Oregon Bach Festival (OBF) is deeply saddened to announce the passing of Dr. H. Royce Saltzman. The OBF co-founder, long-time executive director, and board member died on Monday, April 3rd surrounded by his family. He was 94 years old.
"This is a moment of true heartbreak for our festival, the university, and the entire choral community,” says Sabrina Madison-Cannon, Dean of the University of Oregon School of Music and Dance. “Royce was a giant in his field, highly regarded for his decades of commitment to music and education. His passion reverberated across international borders and through multiple generations. I will miss his lively conversations and stories, his guidance, and his charm. The love and support of the festival staff and the entire School of Music and Dance are with the Saltzman family.”
Royce began his tenure at the University of Oregon in 1964. Over the course of five decades, he served as professor of choral music, associate dean of the School of Music, national president of the American Choral Directors Association (ACDA), a founding member and president of the International Federation of Choral Music (IFCM), and co-founder and executive director of the Grammy-winning Oregon Bach Festival. He was also an integral member of the Civic Center Commission and the Performing Arts Center Commission, which brought the Hult Center for the Performing Arts to Eugene.

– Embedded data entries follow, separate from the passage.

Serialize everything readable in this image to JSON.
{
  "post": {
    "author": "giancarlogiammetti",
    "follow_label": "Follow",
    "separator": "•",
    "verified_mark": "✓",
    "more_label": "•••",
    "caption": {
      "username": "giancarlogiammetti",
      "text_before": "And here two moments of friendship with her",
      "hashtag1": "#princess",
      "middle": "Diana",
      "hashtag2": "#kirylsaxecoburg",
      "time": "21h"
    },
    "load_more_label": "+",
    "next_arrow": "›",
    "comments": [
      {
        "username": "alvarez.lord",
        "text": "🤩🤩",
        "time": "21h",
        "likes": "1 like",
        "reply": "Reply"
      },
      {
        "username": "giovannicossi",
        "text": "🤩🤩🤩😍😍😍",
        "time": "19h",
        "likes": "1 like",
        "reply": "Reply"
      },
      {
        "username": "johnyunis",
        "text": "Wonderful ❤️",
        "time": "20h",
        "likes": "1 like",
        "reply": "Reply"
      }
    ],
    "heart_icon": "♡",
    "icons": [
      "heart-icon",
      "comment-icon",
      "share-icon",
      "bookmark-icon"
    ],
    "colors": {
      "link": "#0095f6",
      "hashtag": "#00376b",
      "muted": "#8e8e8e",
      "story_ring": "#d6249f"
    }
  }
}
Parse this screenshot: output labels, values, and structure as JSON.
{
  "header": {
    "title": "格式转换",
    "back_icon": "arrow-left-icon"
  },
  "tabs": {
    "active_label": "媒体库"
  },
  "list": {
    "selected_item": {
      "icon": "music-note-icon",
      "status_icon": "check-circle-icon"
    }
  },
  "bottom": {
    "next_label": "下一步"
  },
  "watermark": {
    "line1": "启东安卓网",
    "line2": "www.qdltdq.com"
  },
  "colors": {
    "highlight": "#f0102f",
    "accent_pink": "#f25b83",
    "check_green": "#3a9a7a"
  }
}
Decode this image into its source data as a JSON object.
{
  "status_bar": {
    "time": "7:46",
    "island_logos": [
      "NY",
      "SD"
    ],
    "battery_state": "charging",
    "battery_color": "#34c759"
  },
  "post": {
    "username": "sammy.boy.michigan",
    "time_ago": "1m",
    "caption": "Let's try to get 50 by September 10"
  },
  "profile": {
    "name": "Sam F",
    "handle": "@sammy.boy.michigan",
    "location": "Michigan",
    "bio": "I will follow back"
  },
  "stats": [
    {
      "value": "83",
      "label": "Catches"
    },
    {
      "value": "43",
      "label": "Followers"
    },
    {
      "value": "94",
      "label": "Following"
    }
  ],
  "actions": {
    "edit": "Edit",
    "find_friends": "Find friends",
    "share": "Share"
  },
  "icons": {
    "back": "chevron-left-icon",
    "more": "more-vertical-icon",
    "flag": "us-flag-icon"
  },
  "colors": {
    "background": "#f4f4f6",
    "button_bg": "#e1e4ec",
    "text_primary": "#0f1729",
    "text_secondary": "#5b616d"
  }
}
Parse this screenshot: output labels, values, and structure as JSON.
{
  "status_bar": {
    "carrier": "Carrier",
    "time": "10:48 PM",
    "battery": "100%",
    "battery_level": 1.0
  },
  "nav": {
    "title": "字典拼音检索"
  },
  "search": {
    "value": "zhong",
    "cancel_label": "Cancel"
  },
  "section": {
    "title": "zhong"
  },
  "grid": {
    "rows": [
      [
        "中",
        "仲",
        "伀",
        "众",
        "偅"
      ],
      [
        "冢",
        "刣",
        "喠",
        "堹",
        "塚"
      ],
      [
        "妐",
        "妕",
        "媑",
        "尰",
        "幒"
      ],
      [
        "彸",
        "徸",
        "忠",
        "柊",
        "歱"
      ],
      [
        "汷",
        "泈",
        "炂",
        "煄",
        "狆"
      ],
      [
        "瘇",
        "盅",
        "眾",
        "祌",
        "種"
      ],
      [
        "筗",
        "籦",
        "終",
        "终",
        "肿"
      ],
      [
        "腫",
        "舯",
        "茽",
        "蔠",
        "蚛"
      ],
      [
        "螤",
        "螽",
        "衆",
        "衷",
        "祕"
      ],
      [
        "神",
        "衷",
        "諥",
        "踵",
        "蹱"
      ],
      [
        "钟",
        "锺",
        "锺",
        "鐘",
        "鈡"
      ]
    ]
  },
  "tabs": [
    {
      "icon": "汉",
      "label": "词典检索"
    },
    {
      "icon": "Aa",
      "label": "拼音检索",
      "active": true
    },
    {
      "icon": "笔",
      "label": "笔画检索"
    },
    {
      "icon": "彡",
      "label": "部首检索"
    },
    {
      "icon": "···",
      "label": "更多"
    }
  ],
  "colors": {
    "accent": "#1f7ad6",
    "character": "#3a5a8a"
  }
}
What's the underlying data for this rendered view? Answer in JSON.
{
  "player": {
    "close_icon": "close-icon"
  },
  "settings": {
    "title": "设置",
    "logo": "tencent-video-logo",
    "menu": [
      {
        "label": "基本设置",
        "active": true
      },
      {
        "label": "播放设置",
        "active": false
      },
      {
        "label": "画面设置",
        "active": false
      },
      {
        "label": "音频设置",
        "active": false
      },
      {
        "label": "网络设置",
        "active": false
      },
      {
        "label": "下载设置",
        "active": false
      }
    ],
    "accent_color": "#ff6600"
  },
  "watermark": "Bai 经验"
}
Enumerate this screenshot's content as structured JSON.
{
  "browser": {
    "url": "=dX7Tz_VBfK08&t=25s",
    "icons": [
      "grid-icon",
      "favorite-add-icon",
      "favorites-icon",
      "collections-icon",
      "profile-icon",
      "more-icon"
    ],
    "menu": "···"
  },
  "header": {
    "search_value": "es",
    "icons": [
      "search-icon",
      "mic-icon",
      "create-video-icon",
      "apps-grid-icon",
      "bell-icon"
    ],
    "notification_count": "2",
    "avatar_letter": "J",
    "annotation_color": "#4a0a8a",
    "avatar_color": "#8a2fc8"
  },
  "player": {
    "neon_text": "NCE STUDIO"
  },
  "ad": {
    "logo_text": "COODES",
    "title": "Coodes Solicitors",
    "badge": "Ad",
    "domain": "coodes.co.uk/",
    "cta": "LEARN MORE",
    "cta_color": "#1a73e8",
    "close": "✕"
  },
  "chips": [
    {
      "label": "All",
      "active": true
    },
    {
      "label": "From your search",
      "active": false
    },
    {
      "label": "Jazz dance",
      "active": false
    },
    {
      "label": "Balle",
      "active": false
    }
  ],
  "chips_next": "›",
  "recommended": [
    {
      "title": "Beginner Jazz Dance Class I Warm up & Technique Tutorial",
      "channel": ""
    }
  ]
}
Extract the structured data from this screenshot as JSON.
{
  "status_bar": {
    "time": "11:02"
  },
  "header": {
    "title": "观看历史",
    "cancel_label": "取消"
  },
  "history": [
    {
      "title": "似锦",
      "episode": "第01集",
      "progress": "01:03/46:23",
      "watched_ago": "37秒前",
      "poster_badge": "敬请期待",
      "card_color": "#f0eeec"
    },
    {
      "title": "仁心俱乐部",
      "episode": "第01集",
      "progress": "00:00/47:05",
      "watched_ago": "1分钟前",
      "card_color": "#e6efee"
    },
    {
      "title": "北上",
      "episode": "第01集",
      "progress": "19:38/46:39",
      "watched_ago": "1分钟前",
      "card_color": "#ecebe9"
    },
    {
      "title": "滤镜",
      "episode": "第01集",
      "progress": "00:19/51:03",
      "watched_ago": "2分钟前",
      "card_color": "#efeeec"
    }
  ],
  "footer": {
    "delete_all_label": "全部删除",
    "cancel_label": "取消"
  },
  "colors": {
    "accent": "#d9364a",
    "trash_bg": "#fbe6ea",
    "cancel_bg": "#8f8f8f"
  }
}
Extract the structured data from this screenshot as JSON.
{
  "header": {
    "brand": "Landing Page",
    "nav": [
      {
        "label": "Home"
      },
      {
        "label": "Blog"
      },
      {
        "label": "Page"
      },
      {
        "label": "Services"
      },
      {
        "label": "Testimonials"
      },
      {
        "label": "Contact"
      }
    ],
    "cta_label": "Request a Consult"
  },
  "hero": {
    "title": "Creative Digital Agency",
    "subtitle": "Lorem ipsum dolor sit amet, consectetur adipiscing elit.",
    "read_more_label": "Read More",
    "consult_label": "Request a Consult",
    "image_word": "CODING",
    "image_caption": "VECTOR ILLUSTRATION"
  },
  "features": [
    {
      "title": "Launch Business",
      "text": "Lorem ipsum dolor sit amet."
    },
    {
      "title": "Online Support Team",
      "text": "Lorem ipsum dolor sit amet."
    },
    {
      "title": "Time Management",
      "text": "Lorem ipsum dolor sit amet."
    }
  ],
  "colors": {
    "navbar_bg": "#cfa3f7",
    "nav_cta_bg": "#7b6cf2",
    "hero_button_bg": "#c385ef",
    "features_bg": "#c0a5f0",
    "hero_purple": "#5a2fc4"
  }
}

After founding the Summer Festival of Music in 1970, Royce grew the small workshop and concert series into the three-week, international, multi-million-dollar Oregon Bach Festival. During his 37 years at the helm, he took the festival to the Hollywood Bowl, secured a recording contract with Hänssler Verlag, and commissioned multiple new works – including Krzysztof Penderecki’s Credo, which went on to win a Grammy Award for Best Choral Performance. He was responsible for introducing maestro Helmuth Rilling to U.S. audiences and passed his love of choral music down through the highly regarded OBF youth choral academy, which he launched in 1998 with Dr. Anton Armstrong.
Together, Royce and Helmuth formed a festival that was equally committed to excellence in music and to creating relationships. Year after year, Royce and his wife, Phyllis, opened their home for large receptions and intimate dinners to musicians from around the world, who often commented on the unique quality of OBF, which felt like family.
“Royce changed my life,” recalls long time OBF staff member, Marla Lowen. “OBF was guided by his kind, thoughtful, fair, and caring leadership. He always treated the staff and their families with the utmost respect and regard. He humbly deflected attention and praise directed toward him, insisting that everyone contributed to the success of the festival. Royce touched more lives than anyone can possibly imagine.”
In 1994, Royce received the highest honor bestowed by the German government – the Officer’s Cross of the Order of Merit of the Federal Republic of Germany – for initiating a cultural exchange that brought together the musicians and musical heritage of Germany and the United States. In 1996, he received a Distinguished Service Award from the University of Oregon. Throughout his career, Royce was awarded Chorus America’s Distinguished Service Award, ACDA’s highest recognition, The Robert Shaw Award, lifetime achievement awards from the IFCM (Macao) and the 6th World Children’s Choir Festival (Hong Kong). Locally, Royce was awarded the Eugene Symphony’s “Advocate for the Arts,” and honored by the Seventy-Seventh Oregon State Congressional Assembly for Cultural Contribution to the State of Oregon.
Royce retired as the festival’s executive leader in 2007 but remained director emeritus and an active part of the advisory board.
While there will be no public remembrance service, OBF will honor Royce’s legacy with a Celebration of Life during the 2023 festival. For those who wish to personally commemorate Royce, public and private digital messages may be sent through an online OBF form. Public messages will be published to the OBF website. Donations may be made in Royce’s name to the Oregon Bach Festival Saltzman Sustaining Endowment to help support future artistic and educational programs.